The pituitary gland is the size of a pea and situated in a bony hollow beneath the base of the brain just behind the bridge of the nose. It is often described as the master gland as it controls all the other hormone glands including the thyroid, adrenals (which produce hormones essential to life), the ovaries and testicles (for sex and reproduction) and growth hormones. Because pituitary disorders are relatively rare, and many symptoms are non-specific, diagnosis is often slow, simply because a GP will see so few cases during the course of his or her career. Even when diagnosed, many patients remain isolated and distressed by their disorder and find that their quality of life is greatly diminished.
Most pituitary disorders are caused by a benign tumour which necessitates surgery and, in many instances, radiotherapy. This treatment usually results in the patient requiring specialist monitoring and a life-long dependence on a range of pituitary replacement drugs. Long-term problems including fatigue, sight loss or impairment, constant headaches, kidney malfunctions, and changes in body shape. In addition, the hormonal changes frequently cause psychological and psychiatric problems. Many patients will not know of others with the same illness and many carers will have no-one with whom to share their problems . As these illnesses are long-term it is very traumatic to have to cope alone, either as a patient or as a carer.

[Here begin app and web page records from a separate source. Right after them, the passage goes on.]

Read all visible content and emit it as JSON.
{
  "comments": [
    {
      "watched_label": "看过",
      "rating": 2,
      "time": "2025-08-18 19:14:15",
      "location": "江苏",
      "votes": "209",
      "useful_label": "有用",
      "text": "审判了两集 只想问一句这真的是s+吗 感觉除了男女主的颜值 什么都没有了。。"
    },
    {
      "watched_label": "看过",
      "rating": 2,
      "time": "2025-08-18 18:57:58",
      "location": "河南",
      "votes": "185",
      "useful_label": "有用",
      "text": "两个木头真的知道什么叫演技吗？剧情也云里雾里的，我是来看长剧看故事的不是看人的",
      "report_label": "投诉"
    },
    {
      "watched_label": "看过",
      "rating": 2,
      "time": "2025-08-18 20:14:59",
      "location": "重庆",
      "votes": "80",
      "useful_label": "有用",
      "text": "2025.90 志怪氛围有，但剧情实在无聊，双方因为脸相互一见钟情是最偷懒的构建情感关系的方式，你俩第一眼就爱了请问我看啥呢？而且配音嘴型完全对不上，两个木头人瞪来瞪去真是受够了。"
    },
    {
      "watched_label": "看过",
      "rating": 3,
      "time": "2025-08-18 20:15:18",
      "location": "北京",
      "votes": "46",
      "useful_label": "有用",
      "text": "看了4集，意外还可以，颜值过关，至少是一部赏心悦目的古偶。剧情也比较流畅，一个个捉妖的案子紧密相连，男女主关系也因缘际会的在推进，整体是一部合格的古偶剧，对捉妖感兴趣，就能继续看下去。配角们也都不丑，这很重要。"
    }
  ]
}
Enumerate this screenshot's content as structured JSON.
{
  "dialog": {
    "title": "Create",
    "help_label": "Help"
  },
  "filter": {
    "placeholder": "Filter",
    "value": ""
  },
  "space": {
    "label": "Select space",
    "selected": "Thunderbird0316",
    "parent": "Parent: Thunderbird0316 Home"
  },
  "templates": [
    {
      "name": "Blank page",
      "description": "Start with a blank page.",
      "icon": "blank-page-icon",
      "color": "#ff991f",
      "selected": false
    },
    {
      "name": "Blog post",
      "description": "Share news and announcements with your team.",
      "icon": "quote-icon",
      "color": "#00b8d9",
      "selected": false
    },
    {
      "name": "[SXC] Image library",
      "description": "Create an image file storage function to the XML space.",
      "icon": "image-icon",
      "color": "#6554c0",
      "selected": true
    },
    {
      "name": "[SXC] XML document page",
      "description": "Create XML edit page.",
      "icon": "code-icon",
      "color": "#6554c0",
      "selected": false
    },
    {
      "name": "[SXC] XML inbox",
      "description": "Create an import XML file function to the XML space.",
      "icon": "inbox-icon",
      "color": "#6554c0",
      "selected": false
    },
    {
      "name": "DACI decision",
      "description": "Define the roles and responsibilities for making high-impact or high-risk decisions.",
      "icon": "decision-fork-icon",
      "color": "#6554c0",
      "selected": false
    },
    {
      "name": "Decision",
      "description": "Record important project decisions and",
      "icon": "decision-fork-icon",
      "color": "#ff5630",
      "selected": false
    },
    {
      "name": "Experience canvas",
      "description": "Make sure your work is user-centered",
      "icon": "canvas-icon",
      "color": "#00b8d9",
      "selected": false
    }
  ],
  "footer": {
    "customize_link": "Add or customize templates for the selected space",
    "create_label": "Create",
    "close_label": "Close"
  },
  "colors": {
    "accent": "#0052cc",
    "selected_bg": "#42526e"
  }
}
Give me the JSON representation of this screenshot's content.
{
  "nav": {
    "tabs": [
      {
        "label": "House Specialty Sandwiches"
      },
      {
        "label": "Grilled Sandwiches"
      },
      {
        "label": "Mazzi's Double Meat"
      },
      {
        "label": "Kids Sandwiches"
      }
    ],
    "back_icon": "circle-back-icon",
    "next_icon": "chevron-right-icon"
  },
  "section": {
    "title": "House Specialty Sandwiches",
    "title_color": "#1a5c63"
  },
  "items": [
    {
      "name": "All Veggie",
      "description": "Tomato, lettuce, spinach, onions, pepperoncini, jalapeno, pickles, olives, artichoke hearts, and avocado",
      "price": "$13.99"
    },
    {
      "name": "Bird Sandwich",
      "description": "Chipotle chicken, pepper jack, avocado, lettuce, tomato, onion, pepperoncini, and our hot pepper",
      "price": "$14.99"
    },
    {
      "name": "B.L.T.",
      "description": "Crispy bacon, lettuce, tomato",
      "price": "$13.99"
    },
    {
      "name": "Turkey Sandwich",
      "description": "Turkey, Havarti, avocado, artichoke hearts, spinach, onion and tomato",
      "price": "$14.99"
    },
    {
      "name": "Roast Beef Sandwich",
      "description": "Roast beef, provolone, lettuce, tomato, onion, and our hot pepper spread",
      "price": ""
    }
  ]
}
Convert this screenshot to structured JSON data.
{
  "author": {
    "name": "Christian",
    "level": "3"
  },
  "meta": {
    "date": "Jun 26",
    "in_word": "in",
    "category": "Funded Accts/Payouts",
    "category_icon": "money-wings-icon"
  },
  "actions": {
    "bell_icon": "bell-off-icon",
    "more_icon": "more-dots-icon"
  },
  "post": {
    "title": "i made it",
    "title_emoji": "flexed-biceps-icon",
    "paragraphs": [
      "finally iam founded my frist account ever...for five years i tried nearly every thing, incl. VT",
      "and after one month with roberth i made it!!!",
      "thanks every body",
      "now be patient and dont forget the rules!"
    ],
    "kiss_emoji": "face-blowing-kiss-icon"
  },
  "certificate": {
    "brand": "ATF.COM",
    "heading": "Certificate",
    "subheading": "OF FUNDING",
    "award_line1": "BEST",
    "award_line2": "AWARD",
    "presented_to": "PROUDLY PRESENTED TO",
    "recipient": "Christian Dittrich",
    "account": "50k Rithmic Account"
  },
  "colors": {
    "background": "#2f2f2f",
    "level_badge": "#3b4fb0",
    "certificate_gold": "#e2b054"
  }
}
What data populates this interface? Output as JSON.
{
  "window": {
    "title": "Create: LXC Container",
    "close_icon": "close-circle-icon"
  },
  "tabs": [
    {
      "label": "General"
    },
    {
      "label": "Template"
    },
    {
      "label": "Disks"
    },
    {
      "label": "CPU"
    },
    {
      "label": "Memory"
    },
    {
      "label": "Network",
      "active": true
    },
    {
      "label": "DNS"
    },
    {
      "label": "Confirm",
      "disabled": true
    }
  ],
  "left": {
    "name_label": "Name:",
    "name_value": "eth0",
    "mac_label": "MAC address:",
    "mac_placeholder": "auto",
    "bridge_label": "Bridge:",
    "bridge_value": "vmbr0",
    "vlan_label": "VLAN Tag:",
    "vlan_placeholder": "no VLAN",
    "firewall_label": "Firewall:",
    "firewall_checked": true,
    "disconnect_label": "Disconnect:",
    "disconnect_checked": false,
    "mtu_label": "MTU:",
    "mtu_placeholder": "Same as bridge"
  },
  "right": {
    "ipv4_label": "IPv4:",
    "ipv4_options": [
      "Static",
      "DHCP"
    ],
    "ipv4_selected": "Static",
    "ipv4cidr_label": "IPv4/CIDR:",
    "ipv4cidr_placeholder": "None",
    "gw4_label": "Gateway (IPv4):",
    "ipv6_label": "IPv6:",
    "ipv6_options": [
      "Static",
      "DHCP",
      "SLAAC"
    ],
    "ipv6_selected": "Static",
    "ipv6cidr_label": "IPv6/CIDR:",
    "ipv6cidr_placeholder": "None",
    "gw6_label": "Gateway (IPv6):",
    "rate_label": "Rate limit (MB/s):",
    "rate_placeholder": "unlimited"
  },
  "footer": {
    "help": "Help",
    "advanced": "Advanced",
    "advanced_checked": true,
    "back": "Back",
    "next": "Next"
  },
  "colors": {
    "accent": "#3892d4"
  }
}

[boxibt style=”success”]Information Courtesy of
The Pituitary Foundation
PO Box 1944